### Interface dataset entries
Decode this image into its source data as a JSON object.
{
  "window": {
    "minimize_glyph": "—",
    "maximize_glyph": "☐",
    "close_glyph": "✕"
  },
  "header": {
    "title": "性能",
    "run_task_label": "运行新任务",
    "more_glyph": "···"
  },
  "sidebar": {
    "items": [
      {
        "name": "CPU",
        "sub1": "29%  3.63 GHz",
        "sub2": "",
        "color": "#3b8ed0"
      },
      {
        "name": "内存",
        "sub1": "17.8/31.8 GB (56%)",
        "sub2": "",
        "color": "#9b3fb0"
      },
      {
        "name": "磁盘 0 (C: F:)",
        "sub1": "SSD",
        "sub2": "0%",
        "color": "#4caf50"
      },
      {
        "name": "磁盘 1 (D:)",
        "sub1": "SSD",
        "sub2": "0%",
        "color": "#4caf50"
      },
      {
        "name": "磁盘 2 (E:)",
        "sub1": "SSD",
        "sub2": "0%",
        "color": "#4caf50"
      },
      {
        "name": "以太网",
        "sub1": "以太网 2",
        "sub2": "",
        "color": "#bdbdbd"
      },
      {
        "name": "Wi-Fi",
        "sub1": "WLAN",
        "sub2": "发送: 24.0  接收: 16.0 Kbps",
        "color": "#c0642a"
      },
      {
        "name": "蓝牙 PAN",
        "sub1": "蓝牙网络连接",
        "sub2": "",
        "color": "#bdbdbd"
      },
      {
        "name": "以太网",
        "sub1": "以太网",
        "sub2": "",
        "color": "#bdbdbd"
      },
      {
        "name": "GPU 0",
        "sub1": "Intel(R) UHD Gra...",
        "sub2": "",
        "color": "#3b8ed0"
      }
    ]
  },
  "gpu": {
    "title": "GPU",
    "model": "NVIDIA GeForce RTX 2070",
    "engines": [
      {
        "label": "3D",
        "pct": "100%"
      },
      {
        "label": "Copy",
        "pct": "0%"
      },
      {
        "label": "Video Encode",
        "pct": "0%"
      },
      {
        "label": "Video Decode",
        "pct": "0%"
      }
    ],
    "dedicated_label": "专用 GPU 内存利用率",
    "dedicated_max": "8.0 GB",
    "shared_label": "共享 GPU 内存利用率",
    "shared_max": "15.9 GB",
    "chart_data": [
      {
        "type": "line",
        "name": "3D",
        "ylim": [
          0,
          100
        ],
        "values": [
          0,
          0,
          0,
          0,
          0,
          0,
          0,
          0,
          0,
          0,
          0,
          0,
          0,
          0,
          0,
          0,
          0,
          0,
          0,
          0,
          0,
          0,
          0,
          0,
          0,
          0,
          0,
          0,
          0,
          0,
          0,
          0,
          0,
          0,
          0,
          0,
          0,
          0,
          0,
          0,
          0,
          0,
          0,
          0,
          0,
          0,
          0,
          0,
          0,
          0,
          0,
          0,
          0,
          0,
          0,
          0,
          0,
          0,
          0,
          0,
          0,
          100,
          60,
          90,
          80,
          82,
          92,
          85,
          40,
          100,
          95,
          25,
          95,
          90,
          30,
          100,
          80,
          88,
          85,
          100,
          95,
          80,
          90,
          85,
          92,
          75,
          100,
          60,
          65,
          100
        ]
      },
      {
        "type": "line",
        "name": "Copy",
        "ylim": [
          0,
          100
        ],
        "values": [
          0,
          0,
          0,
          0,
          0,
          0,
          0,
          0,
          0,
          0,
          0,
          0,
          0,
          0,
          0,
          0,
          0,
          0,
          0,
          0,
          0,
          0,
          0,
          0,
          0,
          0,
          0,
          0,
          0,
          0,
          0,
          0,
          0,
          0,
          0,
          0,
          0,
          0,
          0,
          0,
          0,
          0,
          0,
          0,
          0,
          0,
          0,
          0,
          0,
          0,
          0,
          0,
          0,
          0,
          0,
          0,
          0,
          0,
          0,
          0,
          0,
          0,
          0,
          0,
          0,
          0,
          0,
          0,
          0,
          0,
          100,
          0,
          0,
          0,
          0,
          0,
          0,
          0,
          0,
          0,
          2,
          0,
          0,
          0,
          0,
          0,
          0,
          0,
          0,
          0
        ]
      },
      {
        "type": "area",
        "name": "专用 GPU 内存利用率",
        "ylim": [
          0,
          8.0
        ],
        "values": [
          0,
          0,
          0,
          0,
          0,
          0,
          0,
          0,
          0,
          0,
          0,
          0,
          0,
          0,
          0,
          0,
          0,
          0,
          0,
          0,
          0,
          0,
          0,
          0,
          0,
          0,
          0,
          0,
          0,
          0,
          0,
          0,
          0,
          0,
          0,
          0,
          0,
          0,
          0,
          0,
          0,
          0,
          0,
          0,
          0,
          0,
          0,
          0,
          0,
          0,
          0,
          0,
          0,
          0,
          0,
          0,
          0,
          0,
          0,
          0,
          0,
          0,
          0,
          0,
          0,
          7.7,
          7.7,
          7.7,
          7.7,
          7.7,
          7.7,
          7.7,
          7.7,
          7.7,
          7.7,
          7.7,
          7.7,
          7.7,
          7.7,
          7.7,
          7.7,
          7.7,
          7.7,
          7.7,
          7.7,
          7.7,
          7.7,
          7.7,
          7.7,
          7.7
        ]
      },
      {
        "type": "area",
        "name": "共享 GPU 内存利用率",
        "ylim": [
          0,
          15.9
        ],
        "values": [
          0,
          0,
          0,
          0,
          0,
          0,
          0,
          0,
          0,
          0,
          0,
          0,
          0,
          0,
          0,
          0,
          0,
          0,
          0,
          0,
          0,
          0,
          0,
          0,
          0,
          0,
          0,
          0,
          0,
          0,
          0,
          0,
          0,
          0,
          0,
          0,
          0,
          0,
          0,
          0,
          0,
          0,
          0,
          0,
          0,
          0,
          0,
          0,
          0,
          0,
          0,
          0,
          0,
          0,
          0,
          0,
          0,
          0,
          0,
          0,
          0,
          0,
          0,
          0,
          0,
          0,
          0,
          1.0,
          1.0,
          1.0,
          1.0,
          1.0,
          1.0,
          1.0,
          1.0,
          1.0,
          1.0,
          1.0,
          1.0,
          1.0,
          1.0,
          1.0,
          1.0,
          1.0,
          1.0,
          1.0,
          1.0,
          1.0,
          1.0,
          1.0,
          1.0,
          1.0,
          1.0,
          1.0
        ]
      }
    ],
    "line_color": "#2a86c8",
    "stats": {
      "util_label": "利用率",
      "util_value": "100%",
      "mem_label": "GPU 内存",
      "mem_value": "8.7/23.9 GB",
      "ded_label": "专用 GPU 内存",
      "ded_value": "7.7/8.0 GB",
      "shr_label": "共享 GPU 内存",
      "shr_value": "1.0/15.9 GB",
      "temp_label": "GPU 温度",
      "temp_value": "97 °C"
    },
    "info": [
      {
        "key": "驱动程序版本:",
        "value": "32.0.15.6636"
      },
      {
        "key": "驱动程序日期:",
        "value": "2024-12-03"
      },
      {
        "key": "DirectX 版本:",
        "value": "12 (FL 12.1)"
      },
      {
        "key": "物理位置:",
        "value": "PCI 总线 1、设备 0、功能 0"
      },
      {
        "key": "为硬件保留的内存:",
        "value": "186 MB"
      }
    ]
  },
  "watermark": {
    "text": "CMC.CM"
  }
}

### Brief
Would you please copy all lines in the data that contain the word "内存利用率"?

### Task answer
    "dedicated_label": "专用 GPU 内存利用率",
    "shared_label": "共享 GPU 内存利用率",
        "name": "专用 GPU 内存利用率",
        "name": "共享 GPU 内存利用率",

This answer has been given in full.